**EXERCISE DESCRIPTION**: Pull each line with the string "https" from the entries.
━━ RECORDS FOR THIS TASK
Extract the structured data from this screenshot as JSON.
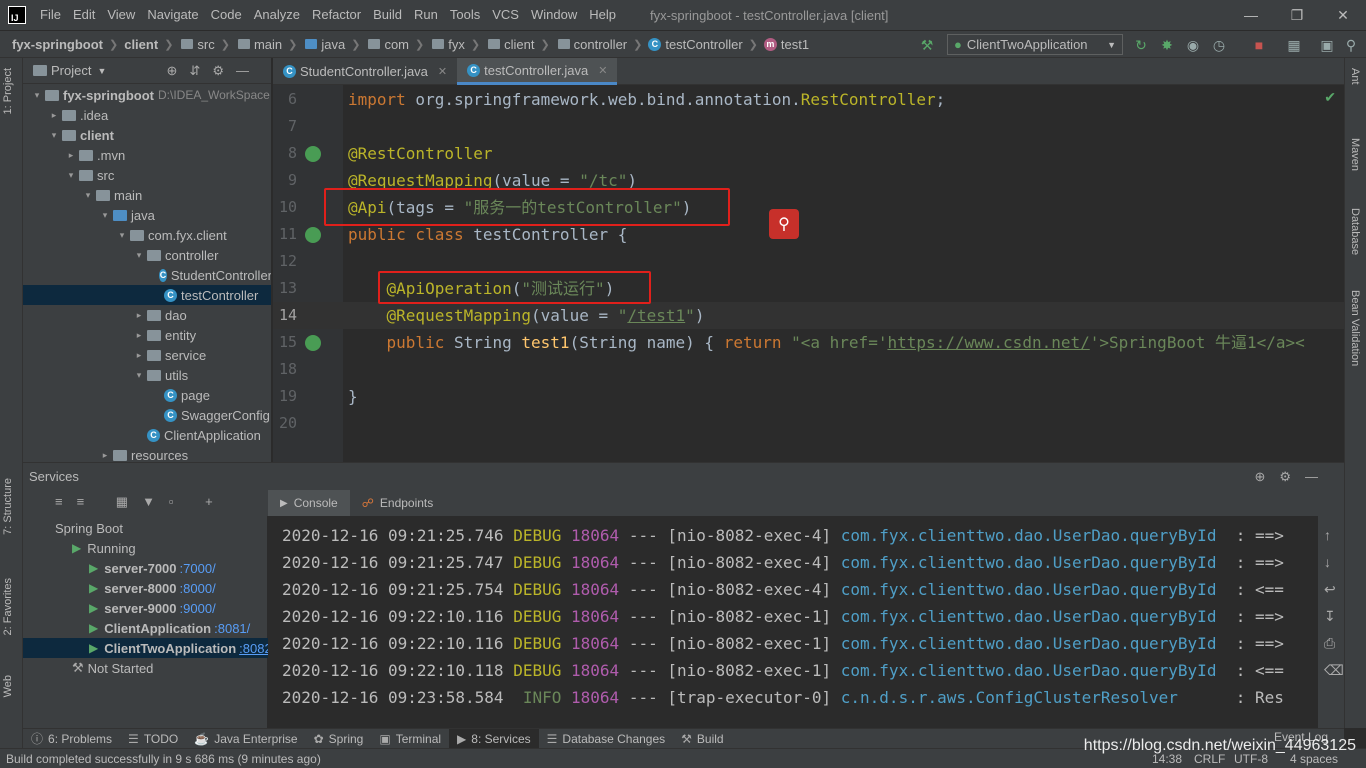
{
  "menubar": {
    "items": [
      "File",
      "Edit",
      "View",
      "Navigate",
      "Code",
      "Analyze",
      "Refactor",
      "Build",
      "Run",
      "Tools",
      "VCS",
      "Window",
      "Help"
    ],
    "window_title": "fyx-springboot - testController.java [client]"
  },
  "navbar": {
    "crumbs": [
      "fyx-springboot",
      "client",
      "src",
      "main",
      "java",
      "com",
      "fyx",
      "client",
      "controller",
      "testController",
      "test1"
    ],
    "run_config": "ClientTwoApplication"
  },
  "project": {
    "header": "Project",
    "tree": [
      {
        "label": "fyx-springboot",
        "extra": "D:\\IDEA_WorkSpace",
        "indent": 0,
        "type": "module",
        "expanded": true
      },
      {
        "label": ".idea",
        "indent": 1,
        "type": "folder",
        "expanded": false
      },
      {
        "label": "client",
        "indent": 1,
        "type": "module",
        "expanded": true
      },
      {
        "label": ".mvn",
        "indent": 2,
        "type": "folder",
        "expanded": false
      },
      {
        "label": "src",
        "indent": 2,
        "type": "folder",
        "expanded": true
      },
      {
        "label": "main",
        "indent": 3,
        "type": "folder",
        "expanded": true
      },
      {
        "label": "java",
        "indent": 4,
        "type": "folder-blue",
        "expanded": true
      },
      {
        "label": "com.fyx.client",
        "indent": 5,
        "type": "folder",
        "expanded": true
      },
      {
        "label": "controller",
        "indent": 6,
        "type": "folder",
        "expanded": true
      },
      {
        "label": "StudentController",
        "indent": 7,
        "type": "class"
      },
      {
        "label": "testController",
        "indent": 7,
        "type": "class",
        "selected": true
      },
      {
        "label": "dao",
        "indent": 6,
        "type": "folder",
        "expanded": false
      },
      {
        "label": "entity",
        "indent": 6,
        "type": "folder",
        "expanded": false
      },
      {
        "label": "service",
        "indent": 6,
        "type": "folder",
        "expanded": false
      },
      {
        "label": "utils",
        "indent": 6,
        "type": "folder",
        "expanded": true
      },
      {
        "label": "page",
        "indent": 7,
        "type": "class"
      },
      {
        "label": "SwaggerConfig",
        "indent": 7,
        "type": "class"
      },
      {
        "label": "ClientApplication",
        "indent": 6,
        "type": "class"
      },
      {
        "label": "resources",
        "indent": 4,
        "type": "folder",
        "expanded": false
      }
    ]
  },
  "editor": {
    "tabs": [
      {
        "label": "StudentController.java",
        "active": false
      },
      {
        "label": "testController.java",
        "active": true
      }
    ],
    "lines": [
      {
        "num": "6",
        "html": "<span class='kw'>import</span> org.springframework.web.bind.annotation.<span class='an'>RestController</span>;"
      },
      {
        "num": "7",
        "html": ""
      },
      {
        "num": "8",
        "html": "<span class='an'>@RestController</span>",
        "gutter": true
      },
      {
        "num": "9",
        "html": "<span class='an'>@RequestMapping</span>(value = <span class='st'>\"/tc\"</span>)"
      },
      {
        "num": "10",
        "html": "<span class='an'>@Api</span>(tags = <span class='st'>\"服务一的testController\"</span>)"
      },
      {
        "num": "11",
        "html": "<span class='kw'>public class</span> testController {",
        "gutter": true
      },
      {
        "num": "12",
        "html": ""
      },
      {
        "num": "13",
        "html": "    <span class='an'>@ApiOperation</span>(<span class='st'>\"测试运行\"</span>)"
      },
      {
        "num": "14",
        "html": "    <span class='an'>@RequestMapping</span>(value = <span class='st'>\"<span class='url'>/test1</span>\"</span>)",
        "current": true
      },
      {
        "num": "15",
        "html": "    <span class='kw'>public</span> String <span class='fn'>test1</span>(String name) { <span class='kw'>return</span> <span class='st'>\"&lt;a href='<span class='url'>https://www.csdn.net/</span>'&gt;SpringBoot 牛逼1&lt;/a&gt;&lt;</span>",
        "gutter": true
      },
      {
        "num": "18",
        "html": ""
      },
      {
        "num": "19",
        "html": "}"
      },
      {
        "num": "20",
        "html": ""
      }
    ]
  },
  "services": {
    "header": "Services",
    "console_tabs": [
      "Console",
      "Endpoints"
    ],
    "tree": [
      {
        "label": "Spring Boot",
        "indent": 0
      },
      {
        "label": "Running",
        "indent": 1,
        "play": true
      },
      {
        "label": "server-7000",
        "port": ":7000/",
        "indent": 2,
        "play": true,
        "bold": true
      },
      {
        "label": "server-8000",
        "port": ":8000/",
        "indent": 2,
        "play": true,
        "bold": true
      },
      {
        "label": "server-9000",
        "port": ":9000/",
        "indent": 2,
        "play": true,
        "bold": true
      },
      {
        "label": "ClientApplication",
        "port": ":8081/",
        "indent": 2,
        "play": true,
        "bold": true
      },
      {
        "label": "ClientTwoApplication",
        "port": ":8082/",
        "indent": 2,
        "play": true,
        "bold": true,
        "selected": true
      },
      {
        "label": "Not Started",
        "indent": 1
      }
    ],
    "log": [
      {
        "ts": "2020-12-16 09:21:25.746",
        "level": "DEBUG",
        "pid": "18064",
        "thread": "[nio-8082-exec-4]",
        "logger": "com.fyx.clienttwo.dao.UserDao.queryById",
        "msg": " : ==>"
      },
      {
        "ts": "2020-12-16 09:21:25.747",
        "level": "DEBUG",
        "pid": "18064",
        "thread": "[nio-8082-exec-4]",
        "logger": "com.fyx.clienttwo.dao.UserDao.queryById",
        "msg": " : ==>"
      },
      {
        "ts": "2020-12-16 09:21:25.754",
        "level": "DEBUG",
        "pid": "18064",
        "thread": "[nio-8082-exec-4]",
        "logger": "com.fyx.clienttwo.dao.UserDao.queryById",
        "msg": " : <=="
      },
      {
        "ts": "2020-12-16 09:22:10.116",
        "level": "DEBUG",
        "pid": "18064",
        "thread": "[nio-8082-exec-1]",
        "logger": "com.fyx.clienttwo.dao.UserDao.queryById",
        "msg": " : ==>"
      },
      {
        "ts": "2020-12-16 09:22:10.116",
        "level": "DEBUG",
        "pid": "18064",
        "thread": "[nio-8082-exec-1]",
        "logger": "com.fyx.clienttwo.dao.UserDao.queryById",
        "msg": " : ==>"
      },
      {
        "ts": "2020-12-16 09:22:10.118",
        "level": "DEBUG",
        "pid": "18064",
        "thread": "[nio-8082-exec-1]",
        "logger": "com.fyx.clienttwo.dao.UserDao.queryById",
        "msg": " : <=="
      },
      {
        "ts": "2020-12-16 09:23:58.584",
        "level": " INFO",
        "pid": "18064",
        "thread": "[trap-executor-0]",
        "logger": "c.n.d.s.r.aws.ConfigClusterResolver    ",
        "msg": " : Res"
      }
    ]
  },
  "bottom_tabs": [
    "6: Problems",
    "TODO",
    "Java Enterprise",
    "Spring",
    "Terminal",
    "8: Services",
    "Database Changes",
    "Build"
  ],
  "event_log": "Event Log",
  "status": {
    "message": "Build completed successfully in 9 s 686 ms (9 minutes ago)",
    "position": "14:38",
    "line_sep": "CRLF",
    "encoding": "UTF-8",
    "indent": "4 spaces"
  },
  "watermark": "https://blog.csdn.net/weixin_44963125",
  "side_tabs": {
    "left": [
      "1: Project",
      "7: Structure",
      "2: Favorites",
      "Web"
    ],
    "right": [
      "Ant",
      "Maven",
      "Database",
      "Bean Validation"
    ]
  },
  "colors": {
    "accent": "#4a88c7",
    "highlight_box": "#e0201b",
    "run_green": "#59a869"
  }
}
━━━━
**RESPONSE TO THE TASK**:
        "html": "    <span class='kw'>public</span> String <span class='fn'>test1</span>(String name) { <span class='kw'>return</span> <span class='st'>\"&lt;a href='<span class='url'>https://www.csdn.net/</span>'&gt;SpringBoot 牛逼1&lt;/a&gt;&lt;</span>",
  "watermark": "https://blog.csdn.net/weixin_44963125",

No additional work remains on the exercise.